#### [Data records]
↓

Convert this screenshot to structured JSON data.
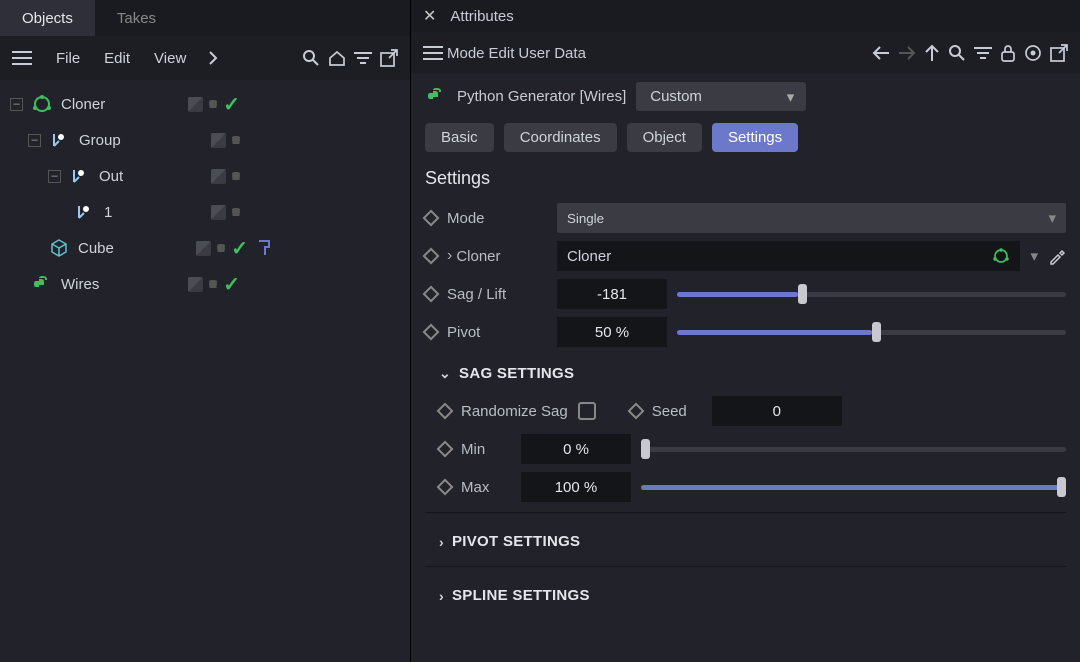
{
  "left": {
    "tabs": {
      "objects": "Objects",
      "takes": "Takes"
    },
    "menus": {
      "file": "File",
      "edit": "Edit",
      "view": "View"
    },
    "tree": {
      "cloner": "Cloner",
      "group": "Group",
      "out": "Out",
      "one": "1",
      "cube": "Cube",
      "wires": "Wires"
    }
  },
  "right": {
    "panel_title": "Attributes",
    "menus": {
      "mode": "Mode",
      "edit": "Edit",
      "userdata": "User Data"
    },
    "object_title": "Python Generator [Wires]",
    "mode_select": "Custom",
    "tabs": {
      "basic": "Basic",
      "coords": "Coordinates",
      "object": "Object",
      "settings": "Settings"
    },
    "section": "Settings",
    "params": {
      "mode_lbl": "Mode",
      "mode_val": "Single",
      "cloner_lbl": "Cloner",
      "cloner_val": "Cloner",
      "sag_lbl": "Sag / Lift",
      "sag_val": "-181",
      "pivot_lbl": "Pivot",
      "pivot_val": "50 %",
      "sag_section": "SAG SETTINGS",
      "rand_lbl": "Randomize Sag",
      "seed_lbl": "Seed",
      "seed_val": "0",
      "min_lbl": "Min",
      "min_val": "0 %",
      "max_lbl": "Max",
      "max_val": "100 %",
      "pivot_section": "PIVOT SETTINGS",
      "spline_section": "SPLINE SETTINGS"
    },
    "sliders": {
      "sag_pct": 31,
      "pivot_pct": 50,
      "min_pct": 0,
      "max_pct": 100
    }
  }
}
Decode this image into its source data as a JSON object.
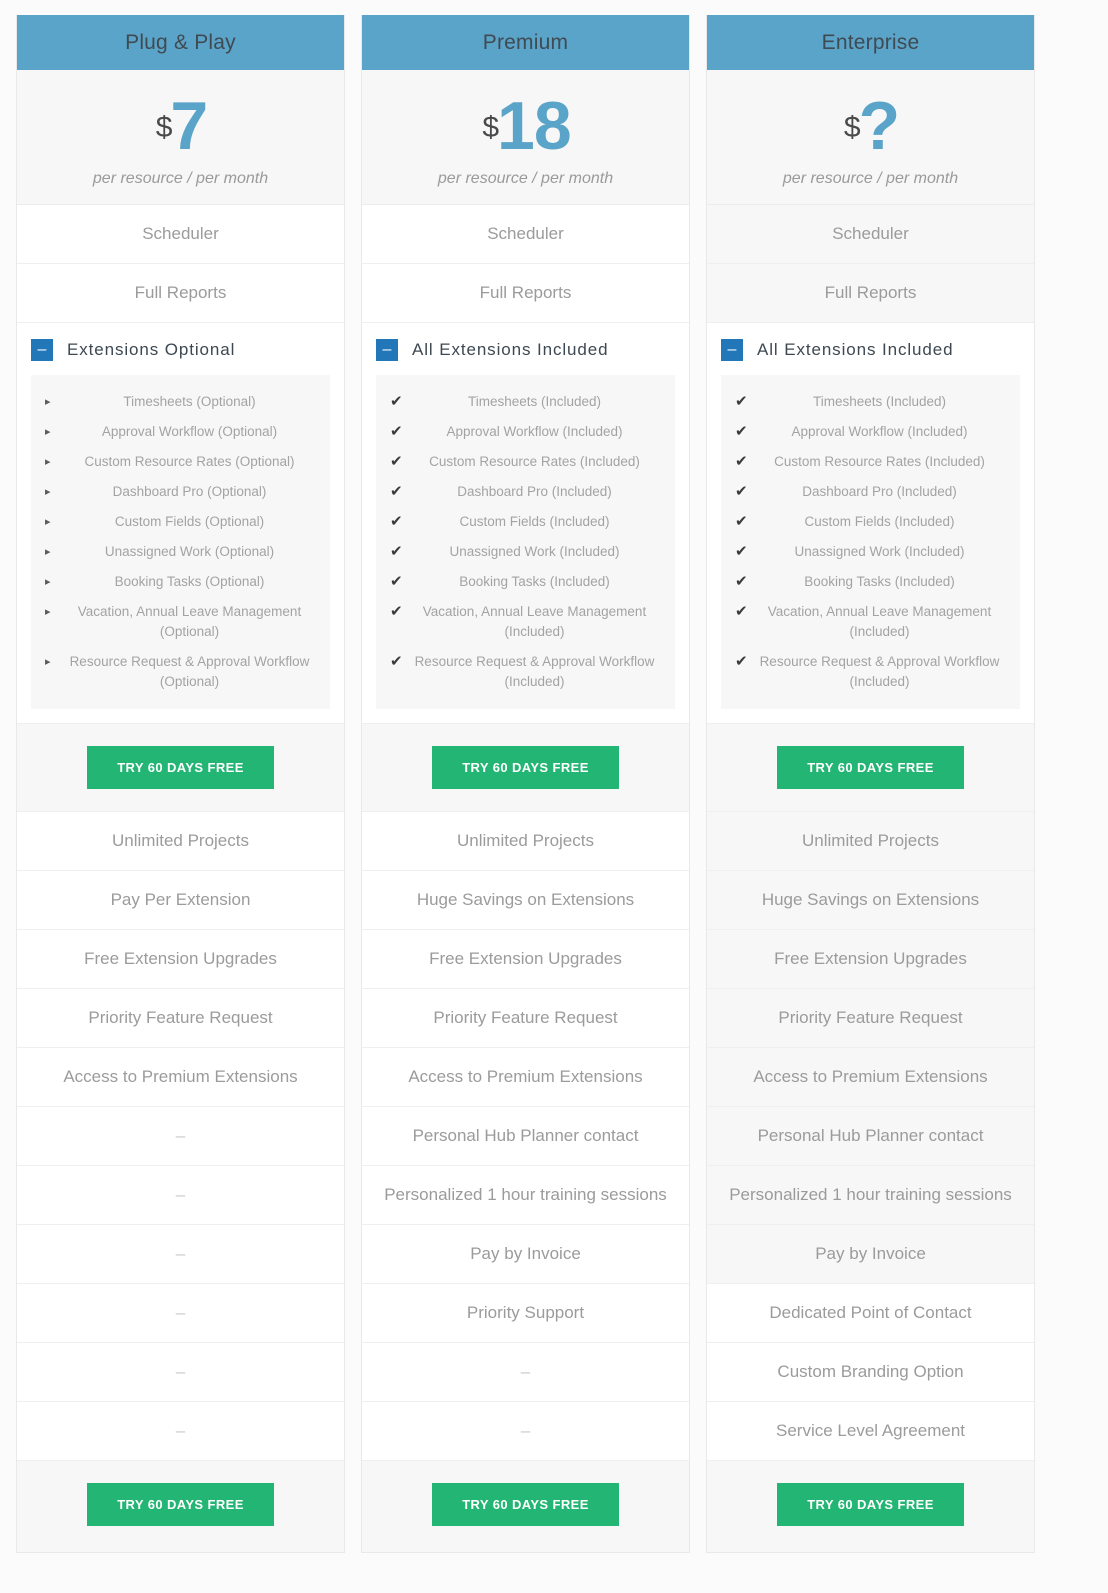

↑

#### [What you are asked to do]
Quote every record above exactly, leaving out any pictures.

#### [Response to this task]
Convert this screenshot to structured JSON data.
{
  "left": {
    "tabs": {
      "objects": "Objects",
      "takes": "Takes"
    },
    "menus": {
      "file": "File",
      "edit": "Edit",
      "view": "View"
    },
    "tree": {
      "cloner": "Cloner",
      "group": "Group",
      "out": "Out",
      "one": "1",
      "cube": "Cube",
      "wires": "Wires"
    }
  },
  "right": {
    "panel_title": "Attributes",
    "menus": {
      "mode": "Mode",
      "edit": "Edit",
      "userdata": "User Data"
    },
    "object_title": "Python Generator [Wires]",
    "mode_select": "Custom",
    "tabs": {
      "basic": "Basic",
      "coords": "Coordinates",
      "object": "Object",
      "settings": "Settings"
    },
    "section": "Settings",
    "params": {
      "mode_lbl": "Mode",
      "mode_val": "Single",
      "cloner_lbl": "Cloner",
      "cloner_val": "Cloner",
      "sag_lbl": "Sag / Lift",
      "sag_val": "-181",
      "pivot_lbl": "Pivot",
      "pivot_val": "50 %",
      "sag_section": "SAG SETTINGS",
      "rand_lbl": "Randomize Sag",
      "seed_lbl": "Seed",
      "seed_val": "0",
      "min_lbl": "Min",
      "min_val": "0 %",
      "max_lbl": "Max",
      "max_val": "100 %",
      "pivot_section": "PIVOT SETTINGS",
      "spline_section": "SPLINE SETTINGS"
    },
    "sliders": {
      "sag_pct": 31,
      "pivot_pct": 50,
      "min_pct": 0,
      "max_pct": 100
    }
  }
}
Decode this image into its source data as a JSON object.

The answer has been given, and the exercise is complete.